HISTORY OF ART CRITICISM (UNIT A)
Learning outcomes of the course unit
Students will become familiar with the broad outlines of the debate about the figurative arts between the early fifteenth and late 17th century. They will also acquire a range of essential tools for critically interpreting artistic literature sources.
Students will acquire tools for critically analysing complex sources such as periodicals, with particular attention to the relationship between text and image.
Course contents summary
Introduction to the history of art criticism.
The course aims to highlight the various issues connected to the methods and instruments involved in the discipline of the history of art criticism. Particular attention will be given to a reading of Giorgio Vasari's Lives, from which sources and models will be derived whilst considering the influence that this text had on subsequent writings about art.
Art periodicals. The history of art criticism through specialist and popular publications.
The second part of the course aims to offer students the bibliographical and critical tools that they require to contextualise and read a number of exemplary periodicals dedicated to the figurative arts published around the turn of the twentieth century.
J. Schlosser Magnino, La letteratura artistica. Manuale delle fonti della Storia dell’arte moderna, Scandicci (Florence), La Nuova Italia, 1964 (original edition Vienna 1924), pp.VII-13; pp.289-346 (Book V, Vasari).
L.Venturi, Storia della critica d’arte, Turin, Einaudi, 1964 (original edition New York 1936), pp.19-46.

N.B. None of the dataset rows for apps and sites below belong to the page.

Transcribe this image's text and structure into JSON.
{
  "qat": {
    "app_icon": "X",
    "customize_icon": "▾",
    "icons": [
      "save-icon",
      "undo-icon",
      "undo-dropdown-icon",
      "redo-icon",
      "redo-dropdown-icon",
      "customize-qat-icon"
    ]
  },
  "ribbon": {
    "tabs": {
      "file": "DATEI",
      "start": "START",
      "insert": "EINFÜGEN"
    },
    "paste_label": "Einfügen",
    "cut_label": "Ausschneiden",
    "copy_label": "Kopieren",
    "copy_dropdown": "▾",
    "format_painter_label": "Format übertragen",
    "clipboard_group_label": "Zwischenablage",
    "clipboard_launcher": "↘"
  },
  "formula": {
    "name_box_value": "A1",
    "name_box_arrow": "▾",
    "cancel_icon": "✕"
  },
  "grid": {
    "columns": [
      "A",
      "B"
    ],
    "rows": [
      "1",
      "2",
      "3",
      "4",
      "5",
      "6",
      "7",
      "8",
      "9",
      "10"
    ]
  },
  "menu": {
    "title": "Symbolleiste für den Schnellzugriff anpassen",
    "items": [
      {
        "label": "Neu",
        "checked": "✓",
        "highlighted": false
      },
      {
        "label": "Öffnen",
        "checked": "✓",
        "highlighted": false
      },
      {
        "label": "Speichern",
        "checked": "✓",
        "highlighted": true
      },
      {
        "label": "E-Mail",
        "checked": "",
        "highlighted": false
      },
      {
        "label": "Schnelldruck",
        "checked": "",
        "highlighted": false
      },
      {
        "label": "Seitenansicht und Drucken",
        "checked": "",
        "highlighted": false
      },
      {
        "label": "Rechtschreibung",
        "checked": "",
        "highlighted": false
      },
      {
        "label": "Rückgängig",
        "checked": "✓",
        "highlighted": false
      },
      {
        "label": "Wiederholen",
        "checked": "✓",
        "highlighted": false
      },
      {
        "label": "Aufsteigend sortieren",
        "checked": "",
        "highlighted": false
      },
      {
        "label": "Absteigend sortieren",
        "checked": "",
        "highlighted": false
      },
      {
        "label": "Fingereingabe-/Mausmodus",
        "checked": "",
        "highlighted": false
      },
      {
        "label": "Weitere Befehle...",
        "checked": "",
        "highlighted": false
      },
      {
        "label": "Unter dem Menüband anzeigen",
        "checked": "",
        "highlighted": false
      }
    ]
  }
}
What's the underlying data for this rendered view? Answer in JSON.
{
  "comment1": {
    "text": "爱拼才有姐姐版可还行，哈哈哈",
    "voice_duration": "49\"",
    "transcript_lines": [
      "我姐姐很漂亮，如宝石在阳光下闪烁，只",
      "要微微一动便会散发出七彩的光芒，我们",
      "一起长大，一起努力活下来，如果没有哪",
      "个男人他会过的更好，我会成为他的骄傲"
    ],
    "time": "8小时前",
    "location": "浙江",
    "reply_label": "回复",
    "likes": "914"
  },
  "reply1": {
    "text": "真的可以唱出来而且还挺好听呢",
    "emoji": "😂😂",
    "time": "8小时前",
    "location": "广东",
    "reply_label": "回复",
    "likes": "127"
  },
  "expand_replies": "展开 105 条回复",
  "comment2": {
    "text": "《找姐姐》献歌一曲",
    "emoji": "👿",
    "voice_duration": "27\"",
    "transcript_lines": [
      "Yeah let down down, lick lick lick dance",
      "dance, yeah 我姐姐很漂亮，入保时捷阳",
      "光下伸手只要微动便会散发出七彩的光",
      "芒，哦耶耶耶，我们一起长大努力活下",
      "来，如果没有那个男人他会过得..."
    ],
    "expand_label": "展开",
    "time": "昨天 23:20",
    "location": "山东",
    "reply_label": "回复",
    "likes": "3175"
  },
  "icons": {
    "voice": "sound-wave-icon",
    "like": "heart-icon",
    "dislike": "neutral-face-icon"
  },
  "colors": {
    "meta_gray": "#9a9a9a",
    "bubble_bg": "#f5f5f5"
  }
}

P. Barocchi, “Storiografia e collezionismo dal Vasari al Lanzi”, in Storia dell’arte italiana. Materiali e problemi. L’artista e il pubblico, Turin, Einaudi, 1979, pp.5-81.
G.C. Sciolla, La critica d’arte del Novecento, Turin, UTET, 1995, pp. 3-49, 149-174.
Students must also be familiar with the topics dealt with during the lectures, with particular attention to the texts analysed by Cennini, Alberti, Ghiberti, Leonardo, Bellori, Winckelmann, Lanzi (distributed as photocopies available from the secretary’s office). The passages from Vasari to read are indicated below:
G. Vasari, Le Vite (1550): Dedication, Prefaces, Conclusion. Lives: I. Cimabue, Gaddo Gaddi, Giotto, Andrea Pisano, Ambrogio Lorenzetti; II. Lorenzo Ghiberti, Paolo Uccello, Donatello, Brunelleschi, Iacopo,Giovanni, Gentile Bellini; Leonardo, Giorgione, Correggio, Piero di Cosimo, Raffaello, Bartolomeo da Bagnocavallo, Marco Calavrese, Francesco Mazzola, Sebastiano del Piombo, Michelangelo.
Further indications regarding reading for Module B will be provided at the beginning of the course.
Classroom lectures are supplemented by seminar-based exercises in reading source texts.
At the end of the first module there will be a written test, which will then be discussed with students, while the final exam is oral.